Share an example of a transformative learning experience that involved you. This experience may be drawn from your professional work or your personal experiences Choose a life experience that has challenged your belief system or your perceptions about others or the world. Discuss the journey you took to "reintegrate this new experience" into your worldview (see the bulleted steps from the excerpt below). Please only share experiences that you are comfortable sharing with your classmates.
Transformative learning is basically the kind of learning we do as we make meaning of our lives. It's become a very popular topic in adult education because it doesn't just involve classroom learning--it involves learning about our lives. This is important because as adults, the meaning making process can change everything about how we look at work, family, and the world.
If you read the literature of adult education, you'll find a lot of theoretical writing on this subject and quite a few studies. One of the best-known experts in this area is a scholar named Jack Mezirow, who started studying this area in the 1970s. Mezirow came up with a set of phases that people go through when they experience transformation, and those steps are:
? Experiencing a disorienting dilemma
? Critical assessment of assumptions
? Recognizing that others have gone through a similar process
? Exploring options
? Formulating a plan of action
Now, as you can see here, transformation is something that is usually triggered by a problem, and very often, transformative experiences are painful to go through. After identifying their problem or challenge, people seem to enter a phase where they reflect critically on this--this is typically a problem that you've never experienced before, so it takes a lot of thinking and talking to others to work through. During the thinking phase, people may find that they can no longer keep their old ways of thinking and being--they are compelled to change.
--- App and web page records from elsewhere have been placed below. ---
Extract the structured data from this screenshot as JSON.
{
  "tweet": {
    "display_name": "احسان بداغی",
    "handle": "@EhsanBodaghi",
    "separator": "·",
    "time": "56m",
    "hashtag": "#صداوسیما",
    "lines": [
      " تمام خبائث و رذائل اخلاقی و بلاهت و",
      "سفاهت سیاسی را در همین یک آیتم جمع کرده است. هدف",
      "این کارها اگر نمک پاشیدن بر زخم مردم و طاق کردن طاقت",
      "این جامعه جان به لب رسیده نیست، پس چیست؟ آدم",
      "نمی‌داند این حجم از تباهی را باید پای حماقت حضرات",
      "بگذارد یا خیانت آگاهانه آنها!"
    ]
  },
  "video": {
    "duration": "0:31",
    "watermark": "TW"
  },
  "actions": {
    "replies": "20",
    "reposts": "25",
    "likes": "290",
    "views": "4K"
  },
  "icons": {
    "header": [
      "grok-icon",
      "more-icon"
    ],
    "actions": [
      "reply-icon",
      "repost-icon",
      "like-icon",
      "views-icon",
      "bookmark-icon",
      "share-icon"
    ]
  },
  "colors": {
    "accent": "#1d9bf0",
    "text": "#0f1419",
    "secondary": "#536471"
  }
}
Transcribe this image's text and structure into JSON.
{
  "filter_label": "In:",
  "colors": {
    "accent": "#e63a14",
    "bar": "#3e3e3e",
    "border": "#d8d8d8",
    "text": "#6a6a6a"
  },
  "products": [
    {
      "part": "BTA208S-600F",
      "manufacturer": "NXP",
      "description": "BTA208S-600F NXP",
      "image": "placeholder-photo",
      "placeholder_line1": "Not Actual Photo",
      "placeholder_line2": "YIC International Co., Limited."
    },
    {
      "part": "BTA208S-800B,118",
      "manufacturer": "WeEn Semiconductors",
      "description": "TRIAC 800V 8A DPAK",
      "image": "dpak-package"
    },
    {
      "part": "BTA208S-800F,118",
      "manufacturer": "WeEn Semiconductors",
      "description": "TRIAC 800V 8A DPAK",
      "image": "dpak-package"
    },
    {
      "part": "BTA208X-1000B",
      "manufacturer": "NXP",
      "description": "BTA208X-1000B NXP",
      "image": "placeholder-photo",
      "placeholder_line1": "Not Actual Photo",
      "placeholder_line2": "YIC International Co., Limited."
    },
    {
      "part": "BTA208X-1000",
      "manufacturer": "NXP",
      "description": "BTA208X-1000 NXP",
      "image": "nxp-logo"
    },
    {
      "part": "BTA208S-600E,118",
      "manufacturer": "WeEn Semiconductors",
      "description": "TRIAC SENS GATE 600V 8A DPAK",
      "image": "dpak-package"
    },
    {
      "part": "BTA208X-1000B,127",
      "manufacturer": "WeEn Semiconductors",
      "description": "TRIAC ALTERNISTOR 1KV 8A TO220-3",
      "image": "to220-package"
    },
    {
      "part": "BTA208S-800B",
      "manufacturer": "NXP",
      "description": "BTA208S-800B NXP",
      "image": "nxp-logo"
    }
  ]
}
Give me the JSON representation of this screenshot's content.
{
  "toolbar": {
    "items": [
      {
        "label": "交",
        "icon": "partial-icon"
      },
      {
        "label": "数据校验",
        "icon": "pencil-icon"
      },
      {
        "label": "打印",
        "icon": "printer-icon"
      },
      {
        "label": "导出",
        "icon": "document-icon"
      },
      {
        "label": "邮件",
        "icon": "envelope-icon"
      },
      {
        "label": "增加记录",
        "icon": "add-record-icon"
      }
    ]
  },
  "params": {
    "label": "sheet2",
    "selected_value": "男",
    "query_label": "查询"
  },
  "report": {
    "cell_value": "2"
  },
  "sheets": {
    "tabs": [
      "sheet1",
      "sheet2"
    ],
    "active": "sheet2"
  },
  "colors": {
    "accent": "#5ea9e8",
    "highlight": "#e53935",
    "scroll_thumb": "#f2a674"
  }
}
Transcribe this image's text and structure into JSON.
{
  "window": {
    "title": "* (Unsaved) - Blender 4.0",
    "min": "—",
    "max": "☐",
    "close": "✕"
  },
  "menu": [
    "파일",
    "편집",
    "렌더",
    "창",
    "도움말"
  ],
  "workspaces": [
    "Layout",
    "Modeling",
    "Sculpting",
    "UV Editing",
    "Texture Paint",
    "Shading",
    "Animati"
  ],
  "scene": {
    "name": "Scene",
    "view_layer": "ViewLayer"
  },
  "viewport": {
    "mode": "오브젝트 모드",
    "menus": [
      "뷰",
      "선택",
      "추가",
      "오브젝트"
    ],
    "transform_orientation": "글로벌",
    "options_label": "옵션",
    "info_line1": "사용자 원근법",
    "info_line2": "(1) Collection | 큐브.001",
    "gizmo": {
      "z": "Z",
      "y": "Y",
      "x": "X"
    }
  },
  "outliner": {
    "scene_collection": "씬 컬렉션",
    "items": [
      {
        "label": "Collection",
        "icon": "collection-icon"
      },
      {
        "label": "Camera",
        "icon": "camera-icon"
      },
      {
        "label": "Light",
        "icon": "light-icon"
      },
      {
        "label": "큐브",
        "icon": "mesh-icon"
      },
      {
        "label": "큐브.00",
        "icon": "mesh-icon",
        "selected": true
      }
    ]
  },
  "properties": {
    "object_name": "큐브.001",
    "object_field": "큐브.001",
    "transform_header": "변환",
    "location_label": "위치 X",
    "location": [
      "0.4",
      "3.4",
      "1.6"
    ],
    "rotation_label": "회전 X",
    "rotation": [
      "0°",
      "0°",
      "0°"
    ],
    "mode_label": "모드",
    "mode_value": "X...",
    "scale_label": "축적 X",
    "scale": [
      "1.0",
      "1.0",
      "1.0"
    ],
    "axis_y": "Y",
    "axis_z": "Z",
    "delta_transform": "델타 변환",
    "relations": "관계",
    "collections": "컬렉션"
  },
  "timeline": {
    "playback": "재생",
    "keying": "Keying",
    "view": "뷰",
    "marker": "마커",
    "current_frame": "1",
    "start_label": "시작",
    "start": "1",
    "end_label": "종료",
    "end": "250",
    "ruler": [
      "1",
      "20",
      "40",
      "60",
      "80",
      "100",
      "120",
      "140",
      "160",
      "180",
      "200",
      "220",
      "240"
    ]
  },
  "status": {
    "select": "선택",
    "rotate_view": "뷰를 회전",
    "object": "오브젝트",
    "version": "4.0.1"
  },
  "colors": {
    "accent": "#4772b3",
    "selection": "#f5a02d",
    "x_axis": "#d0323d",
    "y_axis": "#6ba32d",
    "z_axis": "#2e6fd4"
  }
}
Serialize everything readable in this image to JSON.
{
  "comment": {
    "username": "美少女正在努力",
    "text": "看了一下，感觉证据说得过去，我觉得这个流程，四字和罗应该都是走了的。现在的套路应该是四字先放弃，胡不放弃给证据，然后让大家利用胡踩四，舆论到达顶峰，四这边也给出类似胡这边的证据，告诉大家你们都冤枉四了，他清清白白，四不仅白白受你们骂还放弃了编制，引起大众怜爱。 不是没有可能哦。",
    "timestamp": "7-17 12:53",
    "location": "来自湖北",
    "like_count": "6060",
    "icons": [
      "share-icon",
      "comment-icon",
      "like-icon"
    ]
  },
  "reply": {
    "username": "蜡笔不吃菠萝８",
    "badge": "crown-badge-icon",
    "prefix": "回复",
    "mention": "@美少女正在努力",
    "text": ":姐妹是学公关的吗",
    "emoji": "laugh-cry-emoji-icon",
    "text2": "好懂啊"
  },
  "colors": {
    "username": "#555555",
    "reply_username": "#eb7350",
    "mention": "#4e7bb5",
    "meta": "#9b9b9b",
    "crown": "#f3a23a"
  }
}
Finally, there is an action phase where people decide to do something. This could mean that you have to break off certain relationships that don't fit your beliefs anymore; it could mean that you decide to make a career change--action can take many forms. Also, the process itself may take a long time. You could reflect on something for years before you are ready to accept new beliefs and act on them.
So clearly, transformative learning is not "little" learning, and this is one of the problems that people have with this whole theory. For example, what if you go back to school and get a degree--have you transformed yourself? This is a tough question, and the answer won't be the same for everybody. What Mezirow says is that learning "can consist of a change in one of our beliefs or attitudes" (Merriam & Caffarella, 1999, p. 320); this is what he calls a "meaning scheme."
But this isn't transformational learning in Mezirow's opinion. It's only when we change our entire perspective on something (our meaning perspective) that we really transform. So for example, if you said, "Well, I met someone from another country and now I think totally differently about that culture," for Mezirow this wouldn't really be considered a moment of transformative learning. Mezirow would say that you'd have to engage in all the phases of transformation first--but this encounter with this person could lead you to start questioning your assumptions about a lot of things and that could, in turn, eventually lead to transformation.